Climbing life 

You experience the cliffs in company. "With a less-experienced partner, or one who has never climbed before, my favourite place is the Belvedere a Nago. There is a bit of everything there: really easy rock faces that look out over the lake and capture all the beauty of climbing in the Garda area. Instead, for those who are more expert, my favourite places are the Falesia di Padaro or the Falesia del Bus de la Stria". 

Climbing is training for life. "I face everything as if it were a climbing route. I have learned to break down my goals, addressing one part at a time and managing things that seem insurmountable at the beginning. You just need to give yourself intermediate goals, take small steps, and gradually you will start to see the finish line".  


Stefano Ghisolfi, world-class climber

Climbing the rocks

Stefano Ghisolfi was the first and only climber in the world to complete Excalibur, a short 9b+ line, marked on a smooth rock face with a 40° overhang in Drena, in the realm of the Arco cliffs. An impossible, tactical, technical route seemingly with no footholds. A project that took months, involving three of the strongest climbers in the world. Along with Stefano, these were Adam Ondra and Jakob Schubert. 
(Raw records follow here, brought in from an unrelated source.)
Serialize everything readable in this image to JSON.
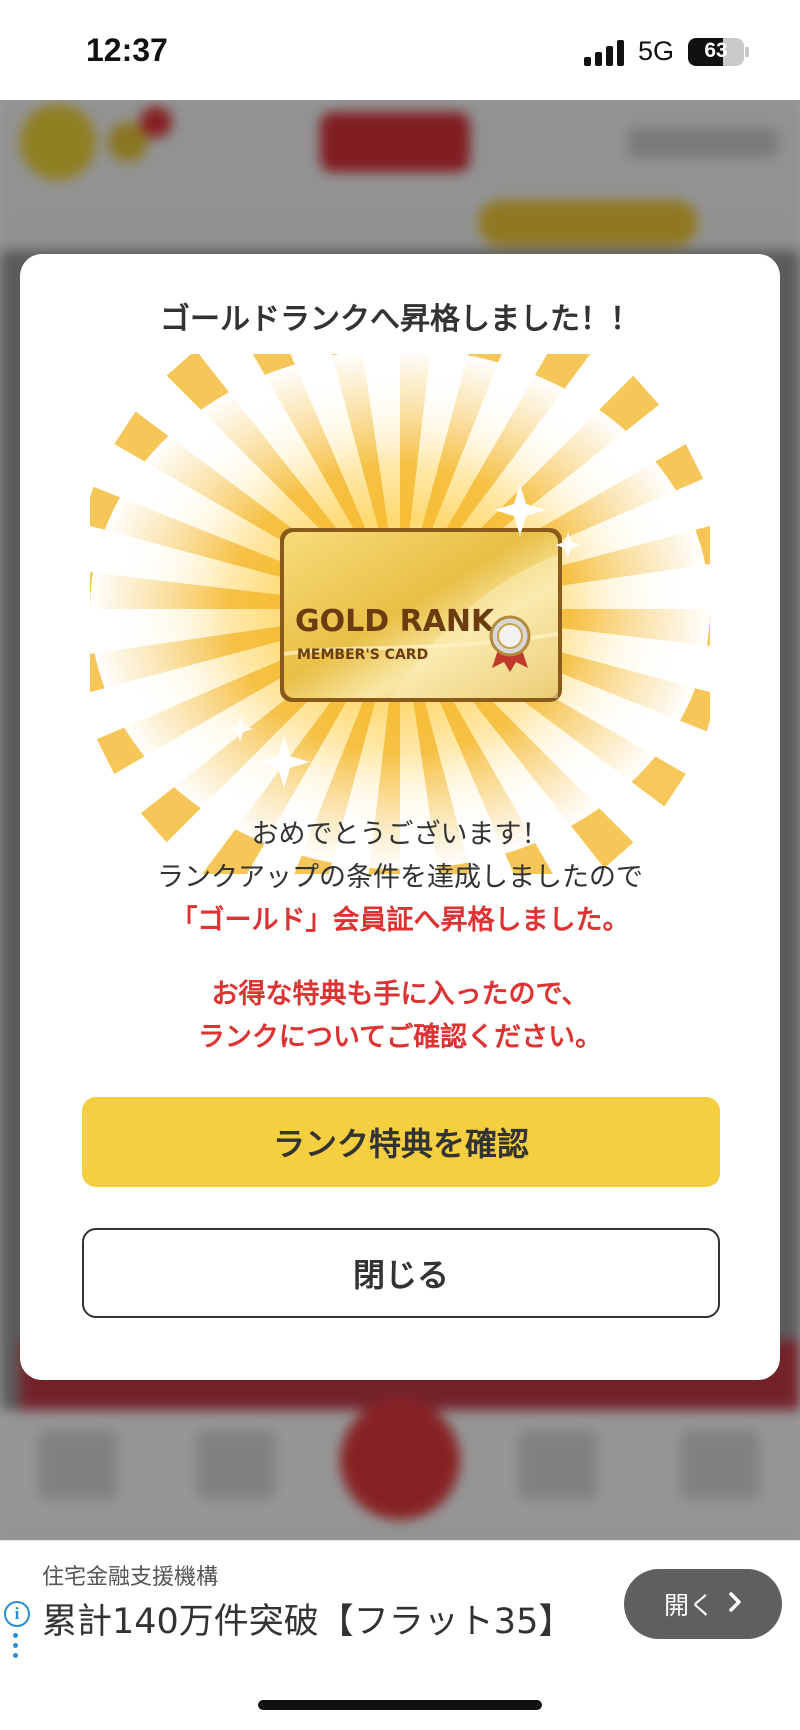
{
  "status_bar": {
    "time": "12:37",
    "network": "5G",
    "battery": "63",
    "battery_level": 0.63
  },
  "modal": {
    "title": "ゴールドランクへ昇格しました！！",
    "card_line1": "GOLD RANK",
    "card_line2": "MEMBER'S CARD",
    "message_line1": "おめでとうございます！",
    "message_line2": "ランクアップの条件を達成しましたので",
    "message_line3": "「ゴールド」会員証へ昇格しました。",
    "notice_line1": "お得な特典も手に入ったので、",
    "notice_line2": "ランクについてご確認ください。",
    "primary_button": "ランク特典を確認",
    "close_button": "閉じる"
  },
  "ad": {
    "sponsor": "住宅金融支援機構",
    "headline": "累計140万件突破【フラット35】",
    "open_label": "開く",
    "open_icon": "chevron-right-icon"
  },
  "colors": {
    "primary_button": "#f5cf3f",
    "alert_text": "#dd3333",
    "ad_button": "#5f5f5f"
  }
}
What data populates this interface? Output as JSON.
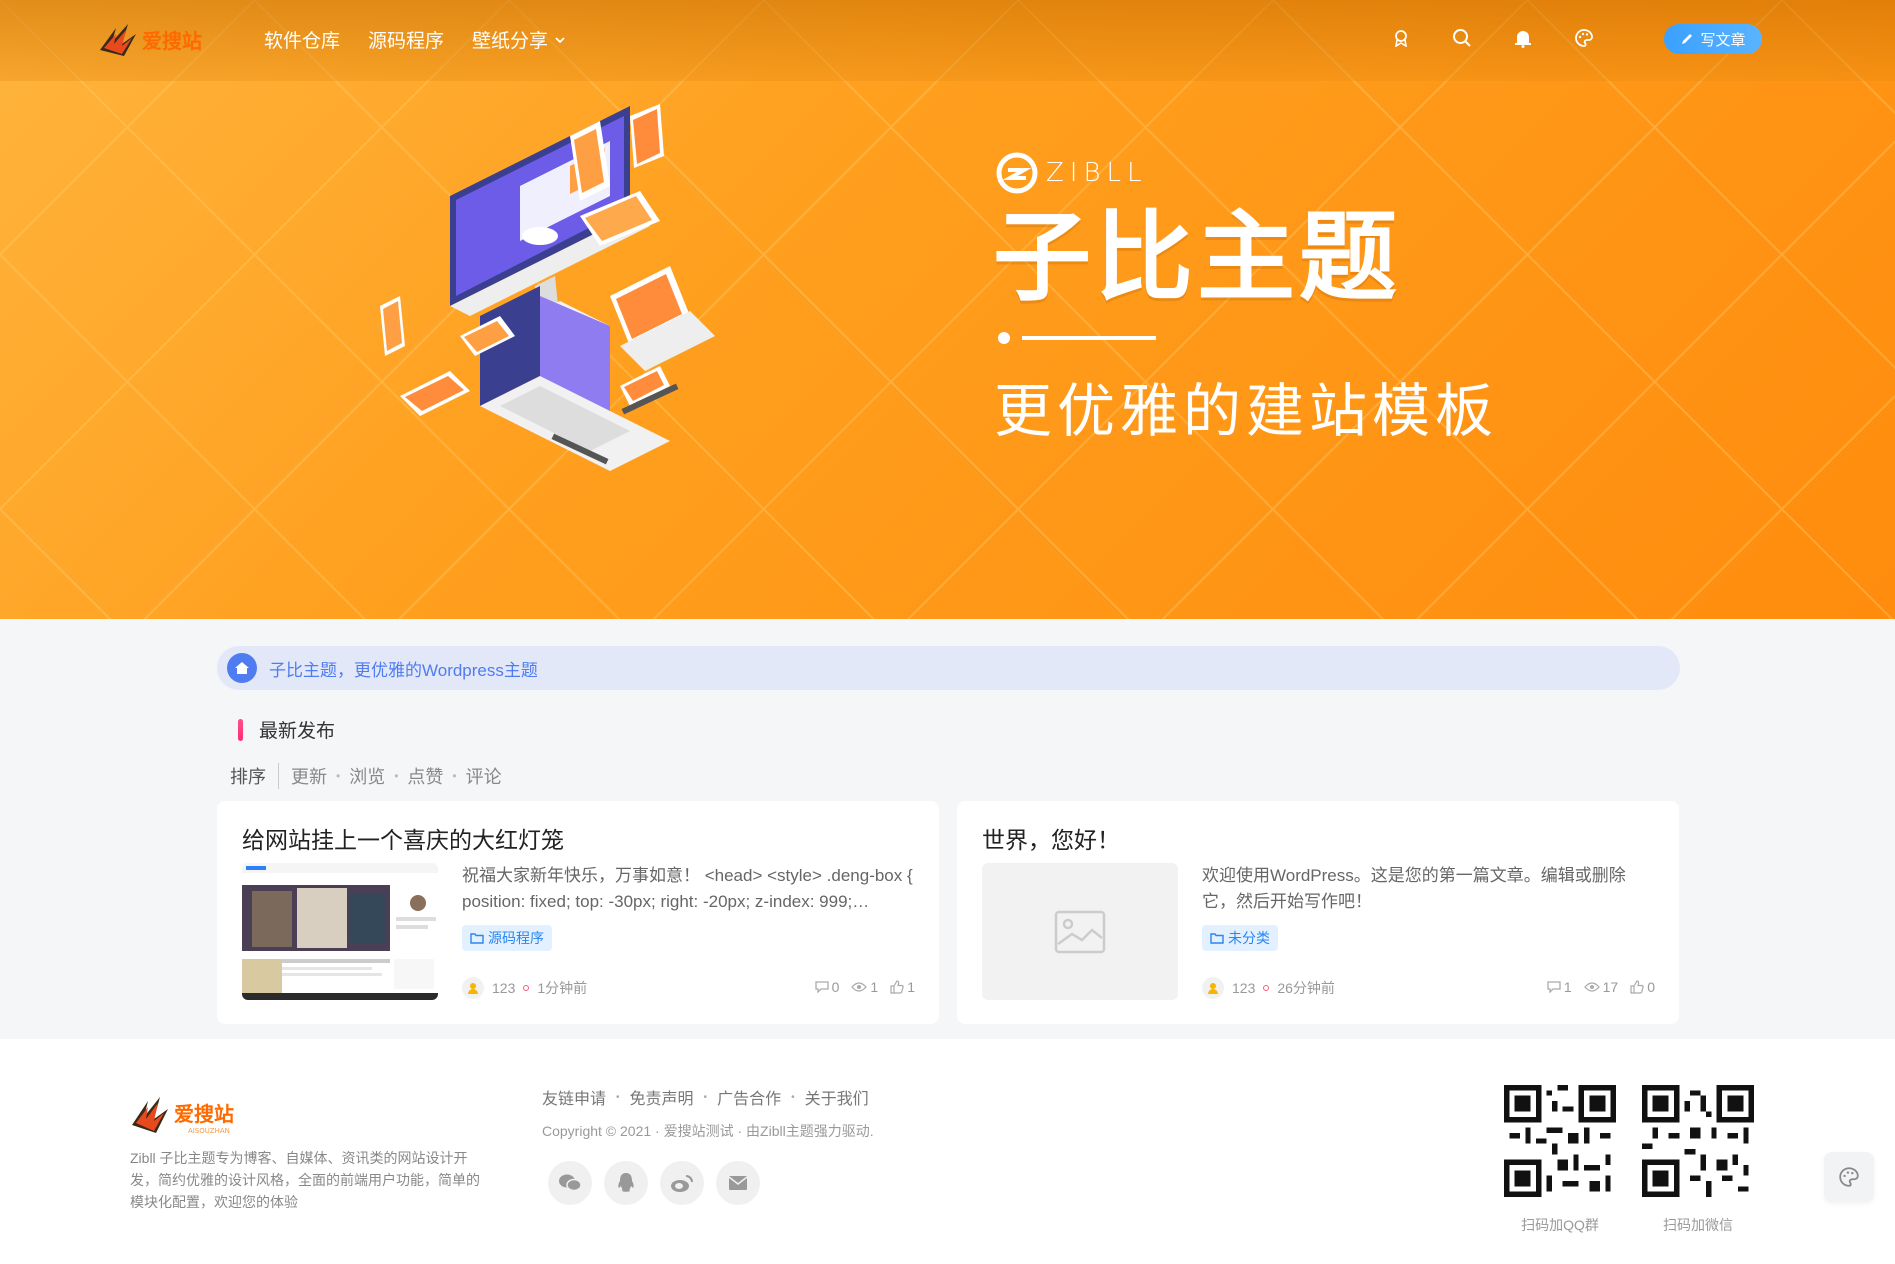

Stefano Ghisolfi | © Archivio Trentino Mktg

Lake-view climbing

Published on 28/06/2024